-------- SUPPLIED ENTRIES --------

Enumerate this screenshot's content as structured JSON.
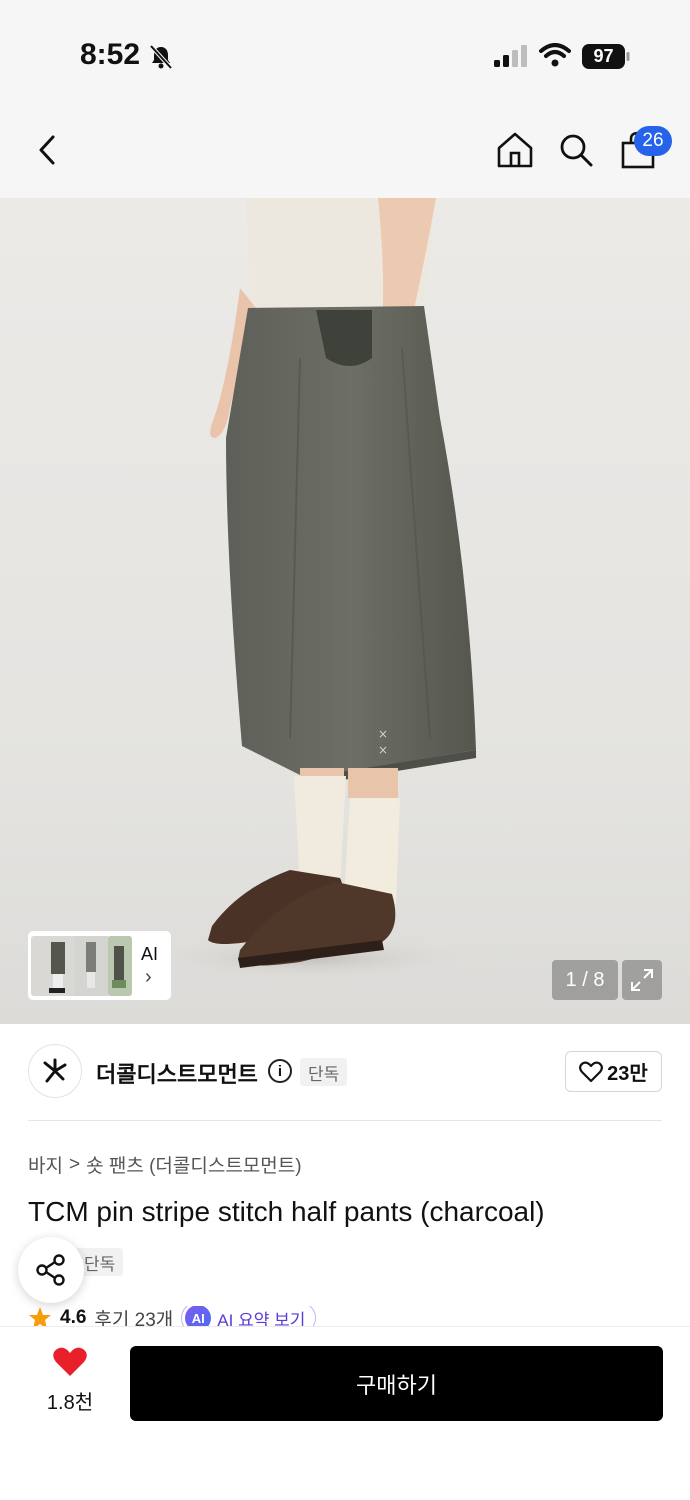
{
  "status_bar": {
    "time": "8:52",
    "battery": "97",
    "icons": [
      "bell-off-icon",
      "cellular-signal-icon",
      "wifi-icon",
      "battery-icon"
    ]
  },
  "nav": {
    "icons": [
      "back-chevron-icon",
      "home-icon",
      "search-icon",
      "shopping-bag-icon"
    ],
    "cart_count": "26"
  },
  "gallery": {
    "page": "1 / 8",
    "current_index": 1,
    "total": 8,
    "thumb_ai_label": "AI",
    "thumb_ai_chevron": "›"
  },
  "brand": {
    "name": "더콜디스트모먼트",
    "exclusive_tag": "단독",
    "likes": "23만"
  },
  "product": {
    "breadcrumb": [
      "바지",
      "숏 팬츠 (더콜디스트모먼트)"
    ],
    "breadcrumb_separator": ">",
    "title": "TCM pin stripe stitch half pants (charcoal)",
    "exclusive_tag": "단독",
    "rating": "4.6",
    "reviews": "후기 23개",
    "ai_summary_badge": "AI",
    "ai_summary_label": "AI 요약 보기"
  },
  "bottom": {
    "wish_count": "1.8천",
    "buy_label": "구매하기"
  },
  "colors": {
    "accent_blue": "#2563eb",
    "wish_red": "#e8202a",
    "buy_button": "#000000",
    "star_orange": "#f59e0b",
    "ai_purple": "#5b3bd6"
  }
}
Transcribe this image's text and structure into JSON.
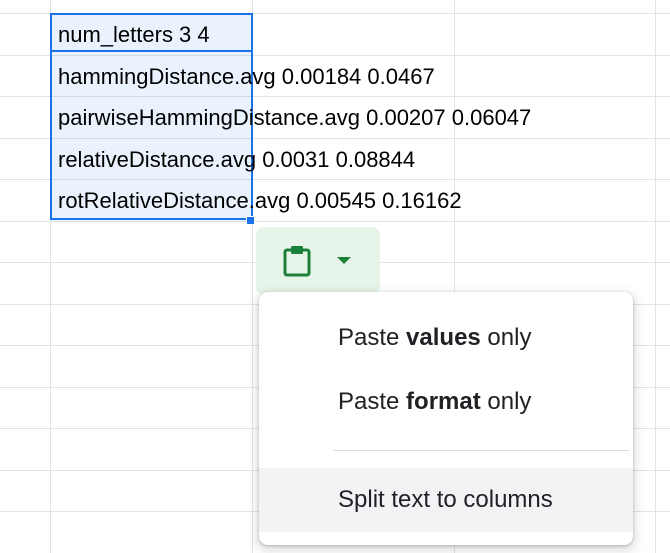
{
  "sheet": {
    "cells": [
      "num_letters 3 4",
      "hammingDistance.avg 0.00184 0.0467",
      "pairwiseHammingDistance.avg 0.00207 0.06047",
      "relativeDistance.avg 0.0031 0.08844",
      "rotRelativeDistance.avg 0.00545 0.16162"
    ]
  },
  "paste_chip": {
    "icon": "clipboard-icon",
    "dropdown_icon": "chevron-down-icon",
    "icon_color": "#188038",
    "background": "#e6f4ea"
  },
  "paste_menu": {
    "items": [
      {
        "prefix": "Paste ",
        "strong": "values",
        "suffix": " only"
      },
      {
        "prefix": "Paste ",
        "strong": "format",
        "suffix": " only"
      },
      {
        "label": "Split text to columns"
      }
    ]
  },
  "colors": {
    "selection": "#1a73e8",
    "gridline": "#e1e3e6",
    "menu_hover": "#f1f3f4"
  }
}
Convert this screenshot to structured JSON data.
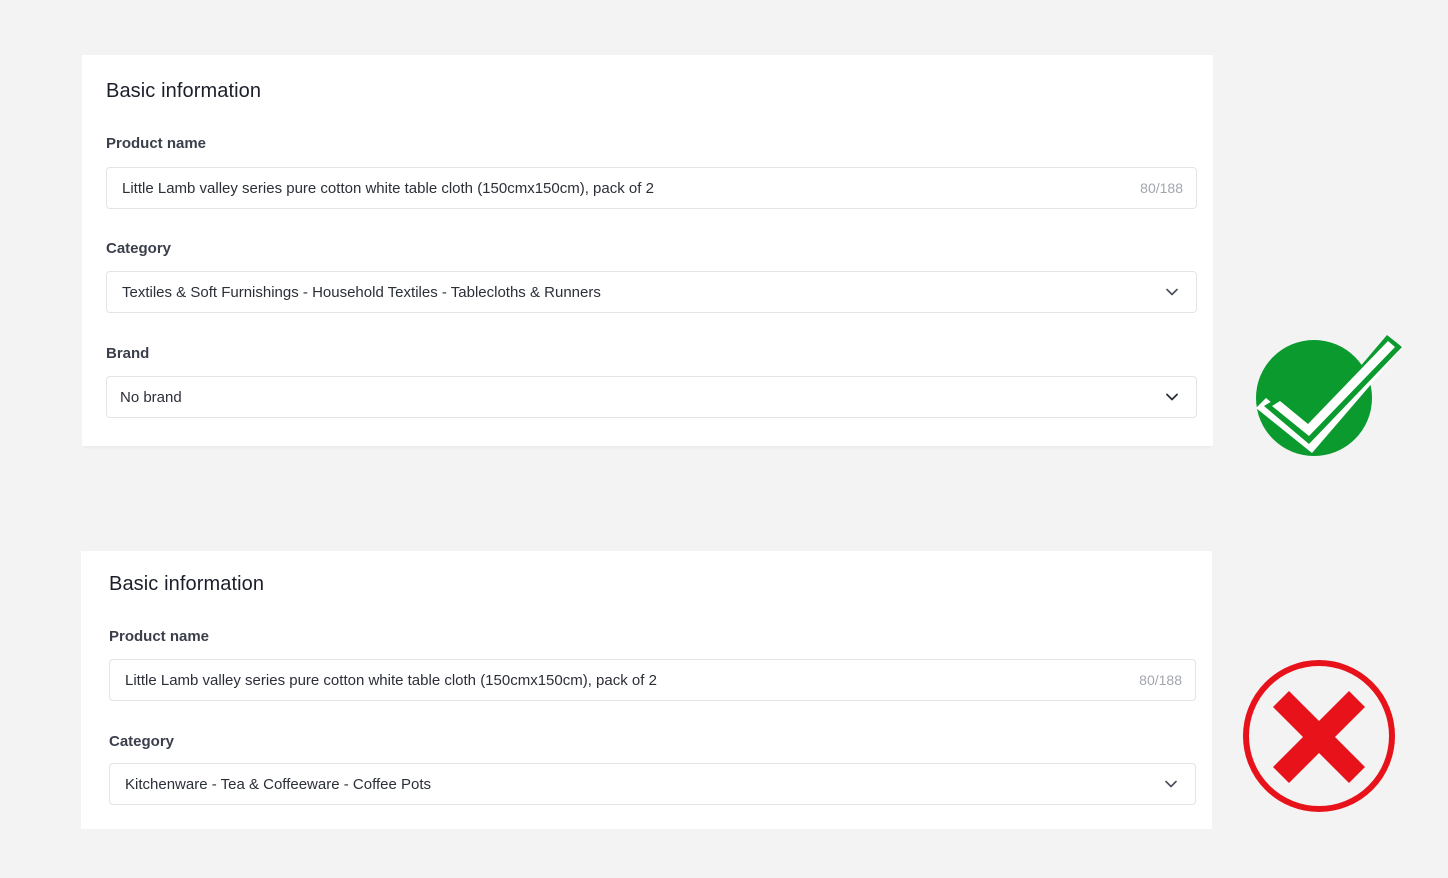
{
  "good_example": {
    "title": "Basic information",
    "product_name": {
      "label": "Product name",
      "value": "Little Lamb valley series pure cotton white table cloth (150cmx150cm), pack of 2",
      "counter": "80/188"
    },
    "category": {
      "label": "Category",
      "value": "Textiles & Soft Furnishings - Household Textiles - Tablecloths & Runners"
    },
    "brand": {
      "label": "Brand",
      "value": "No brand"
    },
    "verdict_icon": "green-checkmark-icon",
    "verdict_color": "#0a9a2e"
  },
  "bad_example": {
    "title": "Basic information",
    "product_name": {
      "label": "Product name",
      "value": "Little Lamb valley series pure cotton white table cloth (150cmx150cm), pack of 2",
      "counter": "80/188"
    },
    "category": {
      "label": "Category",
      "value": "Kitchenware - Tea & Coffeeware - Coffee Pots"
    },
    "verdict_icon": "red-cross-icon",
    "verdict_color": "#e8121a"
  },
  "colors": {
    "background": "#f3f3f3",
    "card": "#ffffff",
    "border": "#e2e4e8",
    "counter_text": "#a2a6ad"
  }
}
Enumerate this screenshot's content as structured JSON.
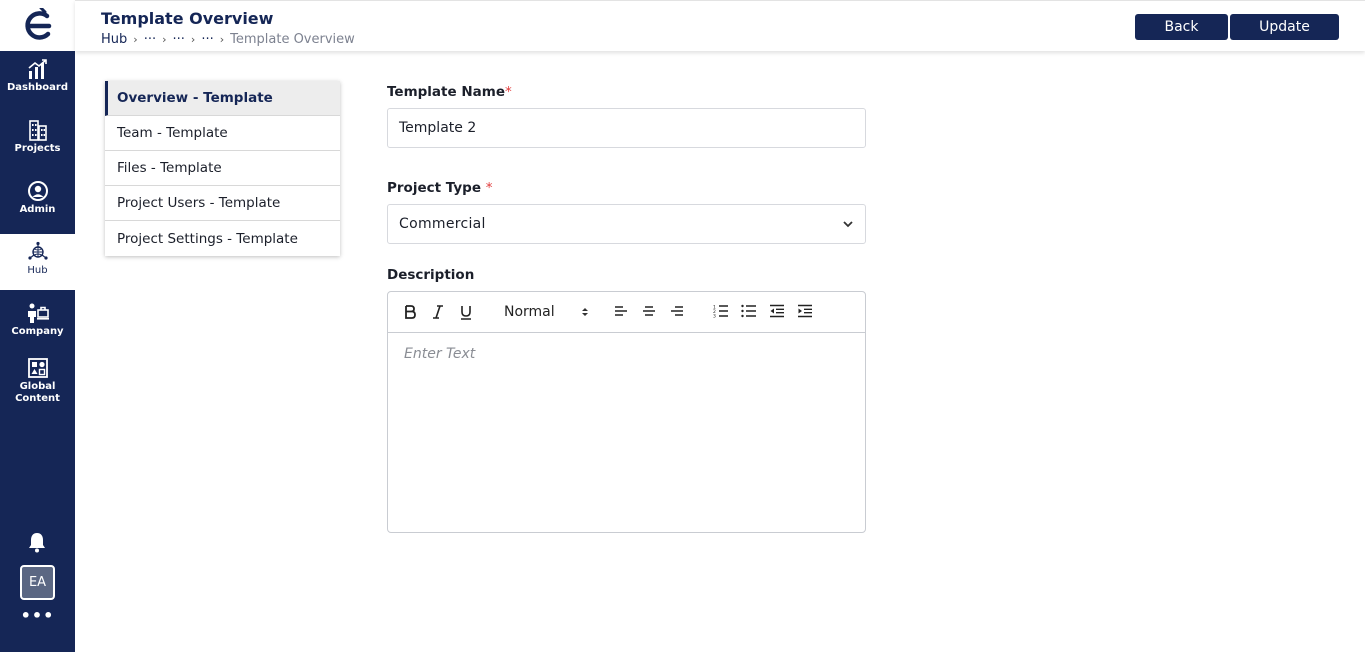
{
  "header": {
    "title": "Template Overview",
    "breadcrumb": [
      "Hub",
      "···",
      "···",
      "···",
      "Template Overview"
    ],
    "back_label": "Back",
    "update_label": "Update"
  },
  "sidebar": {
    "items": [
      {
        "label": "Dashboard",
        "icon": "dashboard-chart-icon"
      },
      {
        "label": "Projects",
        "icon": "buildings-icon"
      },
      {
        "label": "Admin",
        "icon": "user-circle-icon"
      },
      {
        "label": "Hub",
        "icon": "hub-network-icon"
      },
      {
        "label": "Company",
        "icon": "company-icon"
      },
      {
        "label": "Global Content",
        "icon": "global-content-icon"
      }
    ],
    "active": "Hub",
    "avatar_initials": "EA",
    "more_label": "•••"
  },
  "side_menu": {
    "items": [
      "Overview - Template",
      "Team - Template",
      "Files - Template",
      "Project Users - Template",
      "Project Settings - Template"
    ],
    "active_index": 0
  },
  "form": {
    "template_name_label": "Template Name",
    "template_name_value": "Template 2",
    "project_type_label": "Project Type",
    "project_type_value": "Commercial",
    "description_label": "Description",
    "heading_select_value": "Normal",
    "description_placeholder": "Enter Text",
    "required_mark": "*"
  },
  "colors": {
    "brand_navy": "#152656",
    "required_red": "#e03b3b"
  }
}
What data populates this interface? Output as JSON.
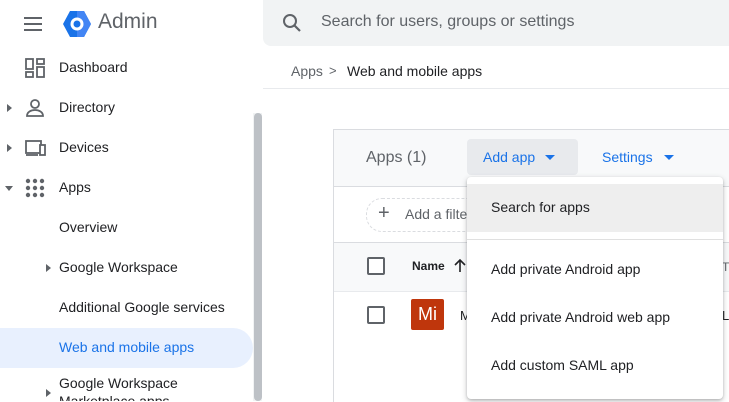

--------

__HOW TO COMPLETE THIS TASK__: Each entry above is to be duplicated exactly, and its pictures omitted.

__EXERCISE SOLUTION__:
Enumerate this screenshot's content as structured JSON.
{
  "status_bar": {
    "time": "8:52",
    "battery": "97",
    "icons": [
      "bell-off-icon",
      "cellular-signal-icon",
      "wifi-icon",
      "battery-icon"
    ]
  },
  "nav": {
    "icons": [
      "back-chevron-icon",
      "home-icon",
      "search-icon",
      "shopping-bag-icon"
    ],
    "cart_count": "26"
  },
  "gallery": {
    "page": "1 / 8",
    "current_index": 1,
    "total": 8,
    "thumb_ai_label": "AI",
    "thumb_ai_chevron": "›"
  },
  "brand": {
    "name": "더콜디스트모먼트",
    "exclusive_tag": "단독",
    "likes": "23만"
  },
  "product": {
    "breadcrumb": [
      "바지",
      "숏 팬츠 (더콜디스트모먼트)"
    ],
    "breadcrumb_separator": ">",
    "title": "TCM pin stripe stitch half pants (charcoal)",
    "exclusive_tag": "단독",
    "rating": "4.6",
    "reviews": "후기 23개",
    "ai_summary_badge": "AI",
    "ai_summary_label": "AI 요약 보기"
  },
  "bottom": {
    "wish_count": "1.8천",
    "buy_label": "구매하기"
  },
  "colors": {
    "accent_blue": "#2563eb",
    "wish_red": "#e8202a",
    "buy_button": "#000000",
    "star_orange": "#f59e0b",
    "ai_purple": "#5b3bd6"
  }
}
Transcribe this image's text and structure into JSON.
{
  "sheet": {
    "cells": [
      "num_letters 3 4",
      "hammingDistance.avg 0.00184 0.0467",
      "pairwiseHammingDistance.avg 0.00207 0.06047",
      "relativeDistance.avg 0.0031 0.08844",
      "rotRelativeDistance.avg 0.00545 0.16162"
    ]
  },
  "paste_chip": {
    "icon": "clipboard-icon",
    "dropdown_icon": "chevron-down-icon",
    "icon_color": "#188038",
    "background": "#e6f4ea"
  },
  "paste_menu": {
    "items": [
      {
        "prefix": "Paste ",
        "strong": "values",
        "suffix": " only"
      },
      {
        "prefix": "Paste ",
        "strong": "format",
        "suffix": " only"
      },
      {
        "label": "Split text to columns"
      }
    ]
  },
  "colors": {
    "selection": "#1a73e8",
    "gridline": "#e1e3e6",
    "menu_hover": "#f1f3f4"
  }
}
Convert this screenshot to structured JSON data.
{
  "good_example": {
    "title": "Basic information",
    "product_name": {
      "label": "Product name",
      "value": "Little Lamb valley series pure cotton white table cloth (150cmx150cm), pack of 2",
      "counter": "80/188"
    },
    "category": {
      "label": "Category",
      "value": "Textiles & Soft Furnishings - Household Textiles - Tablecloths & Runners"
    },
    "brand": {
      "label": "Brand",
      "value": "No brand"
    },
    "verdict_icon": "green-checkmark-icon",
    "verdict_color": "#0a9a2e"
  },
  "bad_example": {
    "title": "Basic information",
    "product_name": {
      "label": "Product name",
      "value": "Little Lamb valley series pure cotton white table cloth (150cmx150cm), pack of 2",
      "counter": "80/188"
    },
    "category": {
      "label": "Category",
      "value": "Kitchenware - Tea & Coffeeware - Coffee Pots"
    },
    "verdict_icon": "red-cross-icon",
    "verdict_color": "#e8121a"
  },
  "colors": {
    "background": "#f3f3f3",
    "card": "#ffffff",
    "border": "#e2e4e8",
    "counter_text": "#a2a6ad"
  }
}
Enumerate this screenshot's content as structured JSON.
{
  "header": {
    "title": "Template Overview",
    "breadcrumb": [
      "Hub",
      "···",
      "···",
      "···",
      "Template Overview"
    ],
    "back_label": "Back",
    "update_label": "Update"
  },
  "sidebar": {
    "items": [
      {
        "label": "Dashboard",
        "icon": "dashboard-chart-icon"
      },
      {
        "label": "Projects",
        "icon": "buildings-icon"
      },
      {
        "label": "Admin",
        "icon": "user-circle-icon"
      },
      {
        "label": "Hub",
        "icon": "hub-network-icon"
      },
      {
        "label": "Company",
        "icon": "company-icon"
      },
      {
        "label": "Global Content",
        "icon": "global-content-icon"
      }
    ],
    "active": "Hub",
    "avatar_initials": "EA",
    "more_label": "•••"
  },
  "side_menu": {
    "items": [
      "Overview - Template",
      "Team - Template",
      "Files - Template",
      "Project Users - Template",
      "Project Settings - Template"
    ],
    "active_index": 0
  },
  "form": {
    "template_name_label": "Template Name",
    "template_name_value": "Template 2",
    "project_type_label": "Project Type",
    "project_type_value": "Commercial",
    "description_label": "Description",
    "heading_select_value": "Normal",
    "description_placeholder": "Enter Text",
    "required_mark": "*"
  },
  "colors": {
    "brand_navy": "#152656",
    "required_red": "#e03b3b"
  }
}
What data populates this interface? Output as JSON.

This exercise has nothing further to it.